I knew a guy awhile back who used to sell high-end cookware at home shows.
A good salesman he was.
But he couldn’t really use the selling skills that I teach.
I was OK with that.
You see he couldn’t use my stuff because his sale *was* all about the pitch. He stood up in front of audiences that would assemble on a time schedule with no "getting to know you" first on his part, and he would go into a pitch, and then some of the prospects would whip out a few bux and get some cookware.
I see many sales people today who are really focused on perfecting their pitch.
It’s exciting, its fun, it can be a real rush.
But the simple truth is that most sales people are not selling at the home show, or the carnival, or on "the stage" at all.
Most sales people today have some kind of interactive sale. And as a result, perfecting your pitch is not the place where you will get your biggest payback.
The place you will get your biggest return on your effort is the front end of the sale. The time you spend getting to know your prospect intimately is where the real persuasion occurs.
It occurs there, because the front-end is where you get the chance to see the map to making the sale. And when you have the map, you don’t have to wander around talking about all kinds of different things hoping that one of them is "the right one" to talk about. Instead you get to go straight to your destination.
So if your focus is on bettering your presentations, then you are probably looking in the wrong place. Don’t spend your time there until you’ve mastered the front-end.

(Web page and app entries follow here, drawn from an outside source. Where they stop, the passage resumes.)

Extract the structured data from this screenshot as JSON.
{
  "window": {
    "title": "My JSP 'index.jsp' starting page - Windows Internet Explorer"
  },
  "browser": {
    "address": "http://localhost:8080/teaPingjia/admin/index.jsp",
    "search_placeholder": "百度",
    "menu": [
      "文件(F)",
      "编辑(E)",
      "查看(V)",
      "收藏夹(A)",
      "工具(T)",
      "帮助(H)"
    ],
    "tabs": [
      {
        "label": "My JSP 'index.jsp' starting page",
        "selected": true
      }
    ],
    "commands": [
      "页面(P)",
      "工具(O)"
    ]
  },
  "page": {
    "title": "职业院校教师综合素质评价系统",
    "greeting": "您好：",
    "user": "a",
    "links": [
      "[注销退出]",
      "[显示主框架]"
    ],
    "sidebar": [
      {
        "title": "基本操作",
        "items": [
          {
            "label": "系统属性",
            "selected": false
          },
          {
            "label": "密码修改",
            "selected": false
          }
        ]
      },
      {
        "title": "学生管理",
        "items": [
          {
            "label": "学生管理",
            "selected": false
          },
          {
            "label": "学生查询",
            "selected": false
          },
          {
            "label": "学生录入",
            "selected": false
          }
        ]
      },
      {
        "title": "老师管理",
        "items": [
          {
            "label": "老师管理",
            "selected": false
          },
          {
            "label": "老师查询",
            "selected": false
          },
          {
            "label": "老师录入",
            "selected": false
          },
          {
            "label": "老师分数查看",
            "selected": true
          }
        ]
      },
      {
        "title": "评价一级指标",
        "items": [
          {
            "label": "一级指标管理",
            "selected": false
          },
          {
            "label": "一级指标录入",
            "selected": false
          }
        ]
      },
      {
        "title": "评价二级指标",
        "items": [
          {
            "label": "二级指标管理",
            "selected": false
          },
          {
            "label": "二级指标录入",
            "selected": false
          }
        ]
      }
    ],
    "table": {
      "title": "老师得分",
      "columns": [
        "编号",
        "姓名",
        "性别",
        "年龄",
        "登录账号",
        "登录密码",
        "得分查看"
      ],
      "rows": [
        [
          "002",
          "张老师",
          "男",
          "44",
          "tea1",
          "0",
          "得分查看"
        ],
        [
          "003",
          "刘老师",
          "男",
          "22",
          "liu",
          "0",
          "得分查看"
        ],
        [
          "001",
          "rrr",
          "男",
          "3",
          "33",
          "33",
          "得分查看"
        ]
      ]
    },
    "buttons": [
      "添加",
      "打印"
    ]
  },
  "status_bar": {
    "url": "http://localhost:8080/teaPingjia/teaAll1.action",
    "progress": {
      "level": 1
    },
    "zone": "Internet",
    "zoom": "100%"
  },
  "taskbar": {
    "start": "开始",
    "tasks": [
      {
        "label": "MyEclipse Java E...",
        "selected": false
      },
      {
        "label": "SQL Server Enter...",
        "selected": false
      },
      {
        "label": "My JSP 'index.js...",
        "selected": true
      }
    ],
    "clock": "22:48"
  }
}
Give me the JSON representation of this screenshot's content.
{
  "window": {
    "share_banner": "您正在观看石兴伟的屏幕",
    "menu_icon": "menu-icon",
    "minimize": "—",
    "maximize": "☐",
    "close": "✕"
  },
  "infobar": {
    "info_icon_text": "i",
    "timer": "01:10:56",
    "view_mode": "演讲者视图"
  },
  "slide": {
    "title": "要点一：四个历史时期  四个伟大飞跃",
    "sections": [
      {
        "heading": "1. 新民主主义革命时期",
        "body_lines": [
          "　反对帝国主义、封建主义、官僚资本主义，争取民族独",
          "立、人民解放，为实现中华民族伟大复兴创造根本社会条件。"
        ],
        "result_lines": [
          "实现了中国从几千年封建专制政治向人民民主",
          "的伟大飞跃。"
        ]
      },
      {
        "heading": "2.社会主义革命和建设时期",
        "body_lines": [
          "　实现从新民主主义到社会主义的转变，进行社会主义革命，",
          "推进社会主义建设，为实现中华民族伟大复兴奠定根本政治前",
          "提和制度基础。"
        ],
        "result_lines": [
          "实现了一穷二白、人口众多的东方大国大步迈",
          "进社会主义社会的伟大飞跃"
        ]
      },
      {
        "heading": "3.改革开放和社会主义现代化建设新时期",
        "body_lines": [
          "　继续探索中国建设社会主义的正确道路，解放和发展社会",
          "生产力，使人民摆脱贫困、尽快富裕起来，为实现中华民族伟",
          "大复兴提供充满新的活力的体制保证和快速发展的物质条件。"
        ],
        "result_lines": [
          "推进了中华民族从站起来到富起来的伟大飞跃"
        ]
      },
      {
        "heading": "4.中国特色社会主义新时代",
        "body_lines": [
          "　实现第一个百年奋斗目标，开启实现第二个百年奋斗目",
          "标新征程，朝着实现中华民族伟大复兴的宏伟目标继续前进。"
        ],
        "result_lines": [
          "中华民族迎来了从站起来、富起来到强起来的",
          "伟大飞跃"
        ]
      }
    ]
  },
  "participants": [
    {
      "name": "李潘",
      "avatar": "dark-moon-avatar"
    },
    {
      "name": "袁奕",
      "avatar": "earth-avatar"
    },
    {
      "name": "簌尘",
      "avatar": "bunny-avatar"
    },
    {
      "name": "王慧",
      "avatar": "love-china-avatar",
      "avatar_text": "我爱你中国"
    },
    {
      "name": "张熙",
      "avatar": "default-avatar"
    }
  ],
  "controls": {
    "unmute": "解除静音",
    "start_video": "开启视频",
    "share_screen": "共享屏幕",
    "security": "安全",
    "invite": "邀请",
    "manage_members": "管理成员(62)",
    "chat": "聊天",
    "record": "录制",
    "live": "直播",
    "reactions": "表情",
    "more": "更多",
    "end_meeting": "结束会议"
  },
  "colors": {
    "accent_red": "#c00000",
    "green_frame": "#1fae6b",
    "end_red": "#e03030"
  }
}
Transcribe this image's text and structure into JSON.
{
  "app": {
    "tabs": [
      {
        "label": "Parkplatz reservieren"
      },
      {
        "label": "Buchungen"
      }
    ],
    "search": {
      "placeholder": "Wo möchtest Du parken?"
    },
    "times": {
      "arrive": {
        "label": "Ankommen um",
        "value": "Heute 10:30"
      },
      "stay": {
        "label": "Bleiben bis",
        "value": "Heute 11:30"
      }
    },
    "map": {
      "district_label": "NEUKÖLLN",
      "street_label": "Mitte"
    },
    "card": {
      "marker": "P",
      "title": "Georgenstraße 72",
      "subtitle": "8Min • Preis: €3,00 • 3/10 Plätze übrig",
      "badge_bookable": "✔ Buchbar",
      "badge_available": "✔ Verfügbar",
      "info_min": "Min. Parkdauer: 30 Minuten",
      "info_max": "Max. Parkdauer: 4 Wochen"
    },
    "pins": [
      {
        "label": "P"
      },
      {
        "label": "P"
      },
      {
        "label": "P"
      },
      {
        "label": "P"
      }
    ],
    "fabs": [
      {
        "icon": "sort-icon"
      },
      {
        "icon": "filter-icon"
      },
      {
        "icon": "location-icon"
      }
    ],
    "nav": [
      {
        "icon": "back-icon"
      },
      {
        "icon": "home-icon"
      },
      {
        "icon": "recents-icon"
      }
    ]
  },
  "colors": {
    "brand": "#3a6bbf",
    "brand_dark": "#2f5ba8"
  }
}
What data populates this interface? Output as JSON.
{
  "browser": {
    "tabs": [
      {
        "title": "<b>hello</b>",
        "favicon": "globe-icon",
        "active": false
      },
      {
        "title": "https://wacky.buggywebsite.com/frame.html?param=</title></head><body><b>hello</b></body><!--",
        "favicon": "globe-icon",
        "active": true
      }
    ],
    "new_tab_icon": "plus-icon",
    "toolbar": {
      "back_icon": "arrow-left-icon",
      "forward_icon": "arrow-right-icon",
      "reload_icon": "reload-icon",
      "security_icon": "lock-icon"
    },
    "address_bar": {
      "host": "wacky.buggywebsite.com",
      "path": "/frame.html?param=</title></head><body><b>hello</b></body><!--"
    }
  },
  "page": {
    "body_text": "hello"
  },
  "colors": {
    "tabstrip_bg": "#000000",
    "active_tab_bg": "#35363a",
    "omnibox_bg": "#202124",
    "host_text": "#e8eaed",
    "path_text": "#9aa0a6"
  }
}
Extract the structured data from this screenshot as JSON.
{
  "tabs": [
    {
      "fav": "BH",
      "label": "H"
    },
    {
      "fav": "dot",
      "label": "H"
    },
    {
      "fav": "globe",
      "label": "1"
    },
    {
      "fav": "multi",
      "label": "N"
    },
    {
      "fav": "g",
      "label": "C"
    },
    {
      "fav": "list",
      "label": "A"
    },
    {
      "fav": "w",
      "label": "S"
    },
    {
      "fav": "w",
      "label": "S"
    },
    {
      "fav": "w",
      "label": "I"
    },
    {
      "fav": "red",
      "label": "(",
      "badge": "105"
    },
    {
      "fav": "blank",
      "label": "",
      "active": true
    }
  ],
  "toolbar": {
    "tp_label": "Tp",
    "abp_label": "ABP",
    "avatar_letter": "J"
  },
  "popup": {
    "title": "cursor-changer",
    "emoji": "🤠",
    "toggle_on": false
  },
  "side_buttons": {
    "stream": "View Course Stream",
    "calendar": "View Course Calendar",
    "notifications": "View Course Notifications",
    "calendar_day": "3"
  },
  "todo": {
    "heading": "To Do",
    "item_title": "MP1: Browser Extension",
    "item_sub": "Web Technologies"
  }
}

Get your closing rate to 70% or better first and then you can start playing around with the exciting tools of better stage presentations.
Sell with Pride,
Shameless Shamus Brown